FIFA Women's World Cup
Underdog Australia counting on home crowd vs. England: 'They're going to be vital'
FIFA Women's World Cup

Underdog Australia counting on home crowd vs. England: 'They're going to be vital'

Updated Aug. 16, 2023 5:06 a.m. ET

Tony Gustavsson knows as well as anyone how the teams stack up in a side-by-side comparison.

Australia's coach acknowledges England has more players with more impressive résumés than his Matildas can boast. He understands that England's Football Association devotes more money to the Lionesses than Australia's does to all of its national teams combined. 

Gustavsson can probably also guess which country is the oddsmakers' pick to win Wednesday's marquee Women's World Cup semifinal (coverage begins at 5 a.m. ET with kickoff at 6 a.m. ET on FOX and the FOX Sports app) between the two sides in Sydney.

Hint: It isn't his.


"If you look at rankings, they're favorites," Gustavsson said at his pre-match news conference on the eve of the game. "If you look at where their players play, they have starting players in top clubs in top leagues all over the world.
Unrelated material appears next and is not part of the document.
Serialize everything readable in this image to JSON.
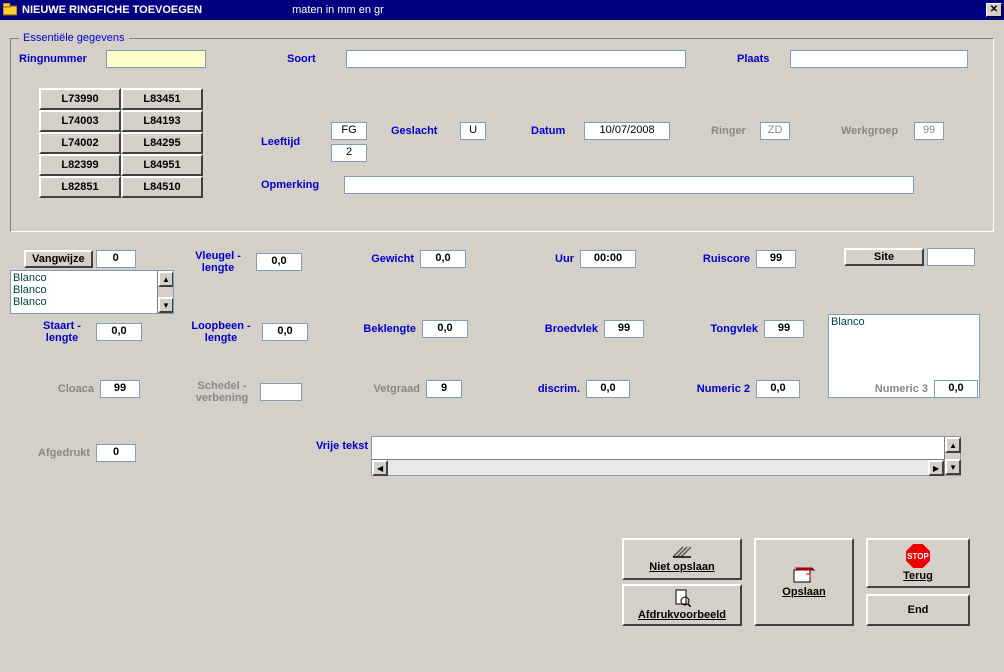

Not just 11 — they have like 15, 16 — and then you compare that to us, we have bench players on those teams.

"So, if you look at all that and you look at resources financially, obviously they are a massive favorite going into this game," the Swedish-born manager continued. "But the one thing that we have that they don't have is the support and the belief from the fans. And that itself is going to be massive."
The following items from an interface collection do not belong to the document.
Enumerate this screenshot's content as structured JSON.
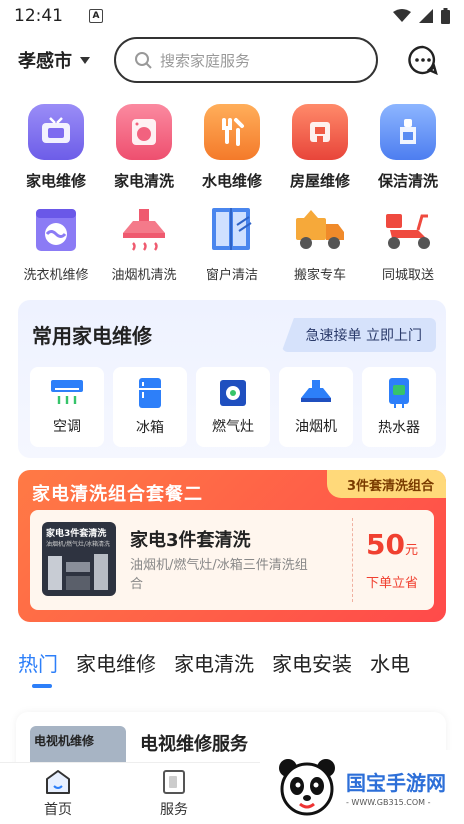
{
  "status_bar": {
    "time": "12:41",
    "a_label": "A"
  },
  "header": {
    "city": "孝感市",
    "search_placeholder": "搜索家庭服务"
  },
  "categories_main": [
    {
      "label": "家电维修",
      "icon": "tv-repair-icon",
      "color": "#7e6bf0"
    },
    {
      "label": "家电清洗",
      "icon": "washer-clean-icon",
      "color": "#f2627f"
    },
    {
      "label": "水电维修",
      "icon": "wrench-icon",
      "color": "#f6883a"
    },
    {
      "label": "房屋维修",
      "icon": "house-repair-icon",
      "color": "#ef5a45"
    },
    {
      "label": "保洁清洗",
      "icon": "cleaning-icon",
      "color": "#5b8df2"
    }
  ],
  "categories_sub": [
    {
      "label": "洗衣机维修",
      "icon": "washing-machine-icon"
    },
    {
      "label": "油烟机清洗",
      "icon": "range-hood-icon"
    },
    {
      "label": "窗户清洁",
      "icon": "window-icon"
    },
    {
      "label": "搬家专车",
      "icon": "truck-icon"
    },
    {
      "label": "同城取送",
      "icon": "scooter-icon"
    }
  ],
  "repair_section": {
    "title": "常用家电维修",
    "tag": "急速接单 立即上门",
    "items": [
      {
        "label": "空调",
        "icon": "air-conditioner-icon"
      },
      {
        "label": "冰箱",
        "icon": "fridge-icon"
      },
      {
        "label": "燃气灶",
        "icon": "gas-stove-icon"
      },
      {
        "label": "油烟机",
        "icon": "range-hood-icon"
      },
      {
        "label": "热水器",
        "icon": "water-heater-icon"
      }
    ]
  },
  "promo": {
    "title": "家电清洗组合套餐二",
    "tag": "3件套清洗组合",
    "thumb_title": "家电3件套清洗",
    "thumb_sub": "油烟机/燃气灶/冰箱清洗",
    "name": "家电3件套清洗",
    "desc": "油烟机/燃气灶/冰箱三件清洗组合",
    "price": "50",
    "unit": "元",
    "order": "下单立省"
  },
  "tabs": [
    "热门",
    "家电维修",
    "家电清洗",
    "家电安装",
    "水电"
  ],
  "service": {
    "thumb_text": "电视机维修",
    "title": "电视维修服务"
  },
  "nav": [
    {
      "label": "首页",
      "icon": "home-icon"
    },
    {
      "label": "服务",
      "icon": "service-icon"
    }
  ],
  "watermark": {
    "name": "国宝手游网",
    "url": "- WWW.GB315.COM -"
  },
  "colors": {
    "accent": "#2d7ff9",
    "promo": "#ff5a45",
    "price": "#f04030"
  }
}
The fans have been massive for Australia already. By beating France in a thrilling penalty shootout — the 10-round tiebreaker was the longest in women's or men's World Cup history — in the quarterfinals, the Matildas became the first host nation to reach the final four since the United States in 2003. (The Americans' triumph four years earlier remains the only time any nation has won a Women's World Cup on home soil.)

"You are a part of this win" — Australia coach Tony Gustavsson to the fans

Faced with the chance to make history, the Australian public has gotten behind Gustavsson's side en masse. The drama versus Les Bleues was watched by the country's largest television audience in more than a decade. The 80,000-seat Stadium Australia will be packed to the rafters Wednesday, with the overwhelming majority of supporters clad in their heroes' yellow and green. 

[Downplay it all they might, Australia and England have a rich sporting rivalry]

"The legacy that we wanted to leave throughout the World Cup [was] to inspire the generation coming through," Australia goalkeeper Mackenzie Arnold said Tuesday. "I think we've done more than what we thought that we would accomplish. Obviously, we're not done yet."

Defeat Wednesday would change that, though, which is why the remaining co-host — New Zealand was eliminated in the group stage — is so determined to keep the good times rolling as long as possible. 

As much as the victory over France was a watershed moment for the program, for women's soccer and for sports in general in Australia, it's over now. The focus must be on the formidable challenge that lies in front of them. That message seems to have been received. 

Kate Gill on Australia advancing: "I'm so proud of what they're doing for women's football"

"They're on a mission," Gustavsson said of his team.

"The players have done a phenomenal job to come down from the emotional highs of the quarterfinal. The keywords [were] reset and recover. I think they've done that well."

It hasn't been easy, though — not with a white-hot spotlight suddenly upon them. "It's just been an absolute whirlwind," Arnold said. "Probably the first time I've received attention like that, but at the same time, I just tend to block it out because I know, to be honest, if I play like s--- tomorrow, it could be a whole different attention on me."

While Arnold is a lock in the net, Gustavsson insisted Tuesday he hadn't yet decided if star forward Sam Kerr will start the match or enter as a substitute to finish it, as she has the last two games.

[Can Sam Kerr play full semifinal for Australia? 'That's like the million-dollar question']

"She pushed through more minutes than we hoped for, to be honest," the coach said of Kerr. "One of the reasons why we kept her on the bench was that we were uncertain how many minutes she had coming back from that calf injury, but also the limited training. The way she pushed through was fantastic and impressive, both from a mental and physical aspect. She recovered well. She trained today. So she's available."

Alexi Lalas reacts to Mackenzie Arnold's unreal penalty shootout performance

However Gustavsson deploys her, Kerr will no doubt play a major role. So will 25 million other Australians if the Matildas are to pull off the upset and reach Sunday's title bout.

"The amount of support that we have from all over the country has been absolutely unreal," Arnold said of the fans. "I really do believe they've gotten us over the line more times than one.

"They're going to be vital for us."

Doug McIntyre is a soccer writer for FOX Sports. Before joining FOX Sports in 2021, he was a staff writer with ESPN and Yahoo Sports and he has covered United States men’s and women’s national teams at multiple FIFA World Cups. Follow him on Twitter @ByDougMcIntyre.

FOLLOW Follow your favorites to personalize your FOX Sports experience
FIFA Women's World Cup

Get more from FIFA Women's World Cup Follow your favorites to get information about games, news and more